Quality factor (Q)
The efficiency of an inductor is measured by its Q, which is limited by the parasitics. The energy storage and loss mechanisms in an inductor can be described by an equivalent energy model (Fig.1), where Ls, Rs, Rp, and Co represent the overall inductance, conductor loss, substrate loss, and overall capacitance respectively.
Fig.1 Equivalent energy model representing the energy storage
and loss mechanisms in a monolithic inductor.
Note that Co = Cp + Cs.
For an inductor, only the energy stored in the magnetic field is of interest. Any energy stored in the inductor's electric field, because of some inevitable parasitic capacitances in a real inductor, is a loss. Hence, Q is proportional to the net magnetic energy stored, which is equal to the difference between the peak magnetic and electric energies. An inductor is at self-resonance
when the peak magnetic and electric energies are equal. Therefore, Q vanishes to zero at the self-resonance frequency.
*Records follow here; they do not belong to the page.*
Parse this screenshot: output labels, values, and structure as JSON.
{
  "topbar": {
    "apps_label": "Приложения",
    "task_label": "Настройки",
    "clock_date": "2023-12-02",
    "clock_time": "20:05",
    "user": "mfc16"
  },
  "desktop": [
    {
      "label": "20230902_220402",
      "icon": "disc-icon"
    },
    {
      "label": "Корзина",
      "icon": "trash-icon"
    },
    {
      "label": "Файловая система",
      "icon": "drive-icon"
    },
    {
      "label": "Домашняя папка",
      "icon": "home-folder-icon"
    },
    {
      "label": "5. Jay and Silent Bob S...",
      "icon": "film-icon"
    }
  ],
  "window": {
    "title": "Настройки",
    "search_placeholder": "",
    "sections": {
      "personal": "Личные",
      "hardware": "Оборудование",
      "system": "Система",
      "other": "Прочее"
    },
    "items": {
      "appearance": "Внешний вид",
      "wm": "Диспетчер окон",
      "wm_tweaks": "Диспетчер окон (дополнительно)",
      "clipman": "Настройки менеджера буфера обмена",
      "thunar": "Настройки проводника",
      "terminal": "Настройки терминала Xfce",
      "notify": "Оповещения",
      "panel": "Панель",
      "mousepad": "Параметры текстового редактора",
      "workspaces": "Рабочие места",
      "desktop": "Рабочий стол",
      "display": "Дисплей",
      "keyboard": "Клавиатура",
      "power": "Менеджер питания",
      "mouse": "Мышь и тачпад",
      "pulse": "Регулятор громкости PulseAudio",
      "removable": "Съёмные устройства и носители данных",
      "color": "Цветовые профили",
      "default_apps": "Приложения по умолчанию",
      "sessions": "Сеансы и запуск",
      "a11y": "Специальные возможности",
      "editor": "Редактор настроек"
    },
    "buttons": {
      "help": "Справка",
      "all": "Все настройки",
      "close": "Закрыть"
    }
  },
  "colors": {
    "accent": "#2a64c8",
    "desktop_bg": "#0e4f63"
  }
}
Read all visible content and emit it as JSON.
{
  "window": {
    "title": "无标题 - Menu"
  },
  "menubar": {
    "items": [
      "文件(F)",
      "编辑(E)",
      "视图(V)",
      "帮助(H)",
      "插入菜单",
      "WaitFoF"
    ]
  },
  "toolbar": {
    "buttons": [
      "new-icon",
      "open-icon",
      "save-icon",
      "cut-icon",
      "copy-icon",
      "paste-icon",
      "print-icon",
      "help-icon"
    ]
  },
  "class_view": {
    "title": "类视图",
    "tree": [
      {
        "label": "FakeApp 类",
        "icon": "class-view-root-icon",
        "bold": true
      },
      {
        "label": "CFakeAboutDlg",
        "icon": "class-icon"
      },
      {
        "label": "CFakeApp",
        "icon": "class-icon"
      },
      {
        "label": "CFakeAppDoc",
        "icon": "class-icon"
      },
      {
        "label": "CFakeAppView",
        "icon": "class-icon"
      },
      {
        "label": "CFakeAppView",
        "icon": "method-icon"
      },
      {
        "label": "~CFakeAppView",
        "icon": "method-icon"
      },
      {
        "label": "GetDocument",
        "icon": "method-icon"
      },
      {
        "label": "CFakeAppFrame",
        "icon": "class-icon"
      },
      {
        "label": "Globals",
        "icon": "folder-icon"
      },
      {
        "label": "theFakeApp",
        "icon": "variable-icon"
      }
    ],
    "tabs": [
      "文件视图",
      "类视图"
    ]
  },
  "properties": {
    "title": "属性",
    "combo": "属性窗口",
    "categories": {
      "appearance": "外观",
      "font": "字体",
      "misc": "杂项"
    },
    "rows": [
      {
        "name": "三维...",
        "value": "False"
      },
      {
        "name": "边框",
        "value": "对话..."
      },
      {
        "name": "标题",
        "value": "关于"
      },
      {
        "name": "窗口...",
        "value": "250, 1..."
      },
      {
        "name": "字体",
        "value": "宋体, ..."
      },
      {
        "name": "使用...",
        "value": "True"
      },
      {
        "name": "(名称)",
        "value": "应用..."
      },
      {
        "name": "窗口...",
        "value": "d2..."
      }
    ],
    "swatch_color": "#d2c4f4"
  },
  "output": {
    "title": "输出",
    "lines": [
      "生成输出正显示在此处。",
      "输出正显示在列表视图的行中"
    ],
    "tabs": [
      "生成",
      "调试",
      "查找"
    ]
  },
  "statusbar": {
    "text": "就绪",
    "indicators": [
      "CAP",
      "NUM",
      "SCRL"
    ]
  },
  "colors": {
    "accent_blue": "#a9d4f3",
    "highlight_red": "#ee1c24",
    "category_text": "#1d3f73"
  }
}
Above the self-resonance frequency, no net magnetic energy is available from an inductor to any external circuit. To be more detail, the inductor Q can be defined as,
Combining the energy terms in Fig. 2 according to the fundamental definition of Q yields
where wLs/Rs accounts for the magnetic energy stored and the ohmic loss in the spiral conductor. The second term is the substrate loss factor representing the energy dissipated in the substrate. The last term is the self-resonance factor describing the reduction in Q due to the increase in the peak electric energy with frequency and the vanishing of Q at the self-resonant
An important effect that degrades the Q is the current crowding effect. For a typical spiral, the current crowding is a strong function of frequency and the resistance increases at higher than linear rate. This causes the Q to go down in a concave. The specification for minimum quality factor (Q³Qmin) can be written as a posynomial inequality in the design variables and Qmin:
We can therefore specify a minimum required quality factor. We may also maximize the quality factor by maximizing Qmin subject to constraint (3).
Minimum self-resonance frequency. The self-resonance frequency wsr is the frequency at which the quality factor Q is zero A condition on minimum self-resonance frequency wsr ³wsr;min, can be written as the posynomial inequality
Therefore we can handle a specification on minimum self-resonance frequency and we can maximize the self-resonance frequency (by maximizing subject to constraint (4) ).
Optimal design of inductors
A common problem in inductor design is to maximize the quality factor for a given inductance value and for a minimum self-resonance frequency. Other constraints may be added (such as the minimum spacing and turn width, the maximum area available, the maximum parallel capacitance, etc.). The point is that the design problem can be formulated as a geometric program.
The monomial inequalities W>Wmin and s>smin handle the processing constraints that limit the minimum feature size. The inductor area can be constrained or minimized using the monomial inequality, p(Dout/2)2<=Amax.
Metal width and spacing
The spiral traces should be as wide as possible until the skin effect becomes significant. The increase of the metal width results in a rise of Q because the resistance of the inductor decreases and the inductance remains the same.
The spacing between the metal lines should be as small as possible. Increasing the spacing decreases the total inductance because of the decreasing mutual inductance. It also increases the series resistance and the total area. If the metal spacing is increased, the Q will increase slightly and the inductance will decrease.
The spiral radius is a very complex parameter to select. As the radius increases, so does the Q. This assumption is valid for small radius. For values greater than 90 to 100µm the losses induced by the eddy currents are heavy, which degrades the quality factor. Another point should be taken into account when selecting the spiral radius. As the radius increases, the metal area shared between the spiral and the substrate grows and increases the parasitic capacitance between the substrate and the
spiral. This reduces the resonant frequency of the spiral. Therefore, the radius should be elected so that the frequency of operation of the spiral is not close to the resonance.
Inductors with narrower lines have higher inductance and lower shunt capacitance per line compared to inductor with wider lines. Unlike the narrow-width spirals, wide-strip narrow-spacing multi-turn spirals suffer from eddy current and proximity effects especially in the loops closest to the center of spiral; however, the wide strips and the associated metal thickness together help reduce the DC resistance significantly compared to narrow-width spiral inductors. Given the above arguments, if a wide-strip
and narrow-strip inductor were designed in the same two-dimensional area with the same line-to-line spacings, the narrow-strip spiral would have a much higher inductance, similar capacitance, lower SRF, and similar resistance (AC+DC) as compared to the wide-strip inductor.